The CASA-1000 project has its opponents in participating countries as well, including in Kyrgyzstan where critics suggest to instead work with Russia, India and China, who have the financial resources and willingness to develop the Kyrgyz Republic’s energy sector. They argue that the completion of the “Dataka-Kemin” power communication lines and other similar projects would allow Kyrgyzstan to export electricity to Kazakhstan and China at higher prices. Such cooperation, the argument goes, is more profitable than collaborating with the poorer and unstable Afghanistan and Pakistan (24kg.org, September 26; January 23, 2012).
The CASA-1000 skeptics do have a point.

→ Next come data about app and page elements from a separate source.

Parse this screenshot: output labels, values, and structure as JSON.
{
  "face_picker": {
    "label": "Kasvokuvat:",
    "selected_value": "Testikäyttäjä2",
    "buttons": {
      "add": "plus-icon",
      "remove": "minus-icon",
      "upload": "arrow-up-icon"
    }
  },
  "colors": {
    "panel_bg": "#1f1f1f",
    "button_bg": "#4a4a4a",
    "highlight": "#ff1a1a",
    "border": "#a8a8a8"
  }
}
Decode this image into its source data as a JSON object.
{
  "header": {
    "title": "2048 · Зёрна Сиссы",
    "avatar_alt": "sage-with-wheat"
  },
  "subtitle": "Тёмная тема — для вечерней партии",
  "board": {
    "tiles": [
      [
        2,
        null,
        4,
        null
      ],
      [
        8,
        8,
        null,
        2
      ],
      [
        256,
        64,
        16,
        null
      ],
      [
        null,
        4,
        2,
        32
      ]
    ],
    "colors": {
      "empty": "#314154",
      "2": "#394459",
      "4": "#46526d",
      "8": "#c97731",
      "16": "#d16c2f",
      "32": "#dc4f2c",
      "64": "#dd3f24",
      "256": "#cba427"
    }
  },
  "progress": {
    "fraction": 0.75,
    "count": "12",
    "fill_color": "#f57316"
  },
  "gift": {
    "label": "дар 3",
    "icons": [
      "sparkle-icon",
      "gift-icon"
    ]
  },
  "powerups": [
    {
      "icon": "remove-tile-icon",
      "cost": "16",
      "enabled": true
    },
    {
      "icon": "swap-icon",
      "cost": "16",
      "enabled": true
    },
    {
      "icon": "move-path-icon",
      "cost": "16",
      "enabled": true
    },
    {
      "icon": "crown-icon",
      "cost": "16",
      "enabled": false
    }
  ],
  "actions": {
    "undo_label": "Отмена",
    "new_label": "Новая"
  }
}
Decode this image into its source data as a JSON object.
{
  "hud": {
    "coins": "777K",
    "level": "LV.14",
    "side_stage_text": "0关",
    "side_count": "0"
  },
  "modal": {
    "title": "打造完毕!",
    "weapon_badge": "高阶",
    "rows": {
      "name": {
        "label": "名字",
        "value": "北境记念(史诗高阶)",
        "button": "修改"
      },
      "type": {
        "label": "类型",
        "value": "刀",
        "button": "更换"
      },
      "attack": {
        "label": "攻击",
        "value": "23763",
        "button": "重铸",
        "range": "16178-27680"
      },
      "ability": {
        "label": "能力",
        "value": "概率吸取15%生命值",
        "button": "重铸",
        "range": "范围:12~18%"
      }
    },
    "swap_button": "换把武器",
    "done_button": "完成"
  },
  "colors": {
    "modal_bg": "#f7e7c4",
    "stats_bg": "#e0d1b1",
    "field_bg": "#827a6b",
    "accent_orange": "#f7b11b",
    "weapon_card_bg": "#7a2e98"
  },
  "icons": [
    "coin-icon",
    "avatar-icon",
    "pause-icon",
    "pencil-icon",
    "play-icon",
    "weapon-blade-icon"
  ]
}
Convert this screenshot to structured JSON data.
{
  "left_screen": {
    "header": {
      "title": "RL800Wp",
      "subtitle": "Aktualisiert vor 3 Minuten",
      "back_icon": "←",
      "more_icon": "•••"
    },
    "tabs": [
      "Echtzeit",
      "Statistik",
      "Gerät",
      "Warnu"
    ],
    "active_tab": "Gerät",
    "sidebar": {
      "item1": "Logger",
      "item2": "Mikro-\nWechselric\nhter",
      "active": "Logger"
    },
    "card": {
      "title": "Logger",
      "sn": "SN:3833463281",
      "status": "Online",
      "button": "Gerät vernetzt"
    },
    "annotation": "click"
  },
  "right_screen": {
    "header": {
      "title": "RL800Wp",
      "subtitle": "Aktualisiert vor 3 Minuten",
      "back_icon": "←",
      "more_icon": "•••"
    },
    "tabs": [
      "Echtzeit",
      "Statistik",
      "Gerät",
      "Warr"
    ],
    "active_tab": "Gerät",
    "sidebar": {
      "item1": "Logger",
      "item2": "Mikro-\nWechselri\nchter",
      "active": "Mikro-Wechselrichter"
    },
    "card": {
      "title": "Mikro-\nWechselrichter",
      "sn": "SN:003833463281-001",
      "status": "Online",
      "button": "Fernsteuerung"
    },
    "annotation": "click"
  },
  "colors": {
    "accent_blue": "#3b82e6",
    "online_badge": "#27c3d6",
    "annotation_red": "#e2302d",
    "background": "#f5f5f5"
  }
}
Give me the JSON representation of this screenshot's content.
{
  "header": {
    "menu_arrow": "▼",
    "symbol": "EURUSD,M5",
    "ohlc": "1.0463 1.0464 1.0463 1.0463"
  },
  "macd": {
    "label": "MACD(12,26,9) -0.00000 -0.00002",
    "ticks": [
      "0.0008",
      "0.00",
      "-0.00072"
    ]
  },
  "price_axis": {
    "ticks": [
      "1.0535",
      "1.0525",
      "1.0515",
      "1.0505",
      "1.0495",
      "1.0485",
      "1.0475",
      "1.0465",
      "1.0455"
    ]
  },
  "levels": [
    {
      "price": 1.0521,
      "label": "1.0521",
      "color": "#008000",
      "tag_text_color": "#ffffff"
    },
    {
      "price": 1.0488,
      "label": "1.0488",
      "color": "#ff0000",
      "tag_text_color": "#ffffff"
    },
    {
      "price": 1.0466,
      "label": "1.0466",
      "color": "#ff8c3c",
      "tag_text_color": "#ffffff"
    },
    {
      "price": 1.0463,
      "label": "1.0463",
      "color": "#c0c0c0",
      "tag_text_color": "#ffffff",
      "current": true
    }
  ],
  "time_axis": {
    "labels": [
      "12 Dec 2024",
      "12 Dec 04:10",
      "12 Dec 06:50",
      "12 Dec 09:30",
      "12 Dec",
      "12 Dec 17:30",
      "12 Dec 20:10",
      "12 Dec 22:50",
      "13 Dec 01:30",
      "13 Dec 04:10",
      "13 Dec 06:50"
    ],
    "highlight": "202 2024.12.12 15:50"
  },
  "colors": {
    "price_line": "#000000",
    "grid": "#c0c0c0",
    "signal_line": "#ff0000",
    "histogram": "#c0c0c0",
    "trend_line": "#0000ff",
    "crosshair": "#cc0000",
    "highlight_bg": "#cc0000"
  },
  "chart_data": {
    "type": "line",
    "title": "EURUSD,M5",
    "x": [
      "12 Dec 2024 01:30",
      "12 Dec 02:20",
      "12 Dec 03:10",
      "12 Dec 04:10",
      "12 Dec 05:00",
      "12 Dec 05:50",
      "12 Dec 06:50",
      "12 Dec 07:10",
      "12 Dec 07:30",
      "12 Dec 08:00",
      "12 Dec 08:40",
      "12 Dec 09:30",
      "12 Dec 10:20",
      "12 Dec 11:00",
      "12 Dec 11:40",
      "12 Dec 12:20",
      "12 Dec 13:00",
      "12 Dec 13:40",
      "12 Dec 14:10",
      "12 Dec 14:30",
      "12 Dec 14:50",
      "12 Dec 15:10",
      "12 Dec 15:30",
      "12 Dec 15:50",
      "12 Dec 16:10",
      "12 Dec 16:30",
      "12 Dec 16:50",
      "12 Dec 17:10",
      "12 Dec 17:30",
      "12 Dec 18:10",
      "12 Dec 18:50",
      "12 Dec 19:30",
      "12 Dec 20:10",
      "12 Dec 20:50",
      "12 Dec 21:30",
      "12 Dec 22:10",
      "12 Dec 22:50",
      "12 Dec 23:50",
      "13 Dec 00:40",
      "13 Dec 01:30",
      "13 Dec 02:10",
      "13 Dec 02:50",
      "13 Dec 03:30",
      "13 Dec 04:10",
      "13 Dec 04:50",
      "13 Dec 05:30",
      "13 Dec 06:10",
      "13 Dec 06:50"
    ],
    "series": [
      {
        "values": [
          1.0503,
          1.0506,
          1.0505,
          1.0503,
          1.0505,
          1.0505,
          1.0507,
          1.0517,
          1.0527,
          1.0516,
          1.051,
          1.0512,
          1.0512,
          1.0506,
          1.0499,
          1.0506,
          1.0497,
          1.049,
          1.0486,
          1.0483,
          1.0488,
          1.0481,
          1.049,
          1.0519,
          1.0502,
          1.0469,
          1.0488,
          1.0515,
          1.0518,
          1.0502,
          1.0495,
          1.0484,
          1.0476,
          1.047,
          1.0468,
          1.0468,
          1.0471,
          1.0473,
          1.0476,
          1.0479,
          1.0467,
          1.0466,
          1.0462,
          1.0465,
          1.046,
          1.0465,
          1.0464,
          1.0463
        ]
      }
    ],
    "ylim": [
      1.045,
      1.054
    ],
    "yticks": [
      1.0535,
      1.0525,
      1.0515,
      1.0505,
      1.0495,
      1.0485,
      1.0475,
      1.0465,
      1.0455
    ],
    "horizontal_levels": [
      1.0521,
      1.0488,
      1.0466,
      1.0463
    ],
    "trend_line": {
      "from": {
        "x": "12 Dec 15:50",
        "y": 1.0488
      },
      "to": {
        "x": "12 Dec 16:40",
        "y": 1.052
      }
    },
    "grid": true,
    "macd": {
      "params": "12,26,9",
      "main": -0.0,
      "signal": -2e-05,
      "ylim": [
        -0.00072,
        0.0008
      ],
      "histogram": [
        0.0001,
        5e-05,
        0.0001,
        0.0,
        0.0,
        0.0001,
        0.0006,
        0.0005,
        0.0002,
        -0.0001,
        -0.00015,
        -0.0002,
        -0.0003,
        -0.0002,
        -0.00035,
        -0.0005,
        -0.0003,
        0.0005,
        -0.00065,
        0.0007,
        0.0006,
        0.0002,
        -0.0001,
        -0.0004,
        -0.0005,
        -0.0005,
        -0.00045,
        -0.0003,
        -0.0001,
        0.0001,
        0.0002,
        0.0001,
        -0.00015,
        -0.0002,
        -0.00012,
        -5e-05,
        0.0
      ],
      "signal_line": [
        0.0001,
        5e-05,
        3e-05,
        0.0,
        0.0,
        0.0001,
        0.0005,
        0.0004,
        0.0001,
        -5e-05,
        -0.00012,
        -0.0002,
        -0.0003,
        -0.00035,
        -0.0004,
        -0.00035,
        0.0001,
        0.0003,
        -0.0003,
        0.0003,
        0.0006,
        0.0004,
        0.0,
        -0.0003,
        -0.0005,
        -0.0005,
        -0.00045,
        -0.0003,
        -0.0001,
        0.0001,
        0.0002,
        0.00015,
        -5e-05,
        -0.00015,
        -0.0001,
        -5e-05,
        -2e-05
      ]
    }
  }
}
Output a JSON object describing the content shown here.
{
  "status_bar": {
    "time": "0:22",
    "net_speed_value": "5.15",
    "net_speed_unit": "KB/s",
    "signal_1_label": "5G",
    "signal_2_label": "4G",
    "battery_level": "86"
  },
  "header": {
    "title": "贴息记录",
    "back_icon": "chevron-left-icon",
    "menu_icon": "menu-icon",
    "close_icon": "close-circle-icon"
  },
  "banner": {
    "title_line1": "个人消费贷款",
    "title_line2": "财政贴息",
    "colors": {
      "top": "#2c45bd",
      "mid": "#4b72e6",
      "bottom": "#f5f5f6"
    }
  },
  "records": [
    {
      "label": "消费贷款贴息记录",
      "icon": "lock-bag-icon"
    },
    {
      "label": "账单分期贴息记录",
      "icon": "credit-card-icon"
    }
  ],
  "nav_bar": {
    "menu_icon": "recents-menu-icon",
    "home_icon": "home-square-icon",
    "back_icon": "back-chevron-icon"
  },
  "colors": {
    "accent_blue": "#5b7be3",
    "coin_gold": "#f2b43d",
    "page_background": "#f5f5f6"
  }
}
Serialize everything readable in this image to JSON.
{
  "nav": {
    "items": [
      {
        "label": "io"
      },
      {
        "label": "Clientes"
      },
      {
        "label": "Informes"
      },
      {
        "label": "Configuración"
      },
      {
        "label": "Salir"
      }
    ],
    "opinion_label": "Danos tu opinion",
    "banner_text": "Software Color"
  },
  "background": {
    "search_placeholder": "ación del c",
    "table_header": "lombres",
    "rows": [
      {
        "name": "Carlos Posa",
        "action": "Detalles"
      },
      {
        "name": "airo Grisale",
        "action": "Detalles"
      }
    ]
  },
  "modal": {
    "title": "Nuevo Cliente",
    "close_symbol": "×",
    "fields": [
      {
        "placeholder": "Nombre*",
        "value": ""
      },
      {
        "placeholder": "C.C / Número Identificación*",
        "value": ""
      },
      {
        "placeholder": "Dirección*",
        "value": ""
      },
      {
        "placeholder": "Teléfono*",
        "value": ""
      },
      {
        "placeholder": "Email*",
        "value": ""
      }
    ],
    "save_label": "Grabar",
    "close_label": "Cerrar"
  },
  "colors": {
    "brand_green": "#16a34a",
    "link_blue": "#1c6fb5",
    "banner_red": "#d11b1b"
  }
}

Besides possible unmarked landmines along proposed routes of the transmission lines, CASA-1000 faces major security and geopolitical risks. Afghanistan may see more instability ahead of the country’s presidential elections and following the pullout of coalition forces in 2014, while Pakistan is almost certain to continue its struggle with home-grown militant groups and terrorism. Meanwhile, corruption and the porous borders of all these states have facilitated trans-border drug trafficking and organized crime activity that many fear will only grow. It therefore remains to be seen if economic justifications for CASA-1000 will trump security concerns come 2014 and, the September agreement notwithstanding, whether the project’s broad vision becomes a reality in the long run.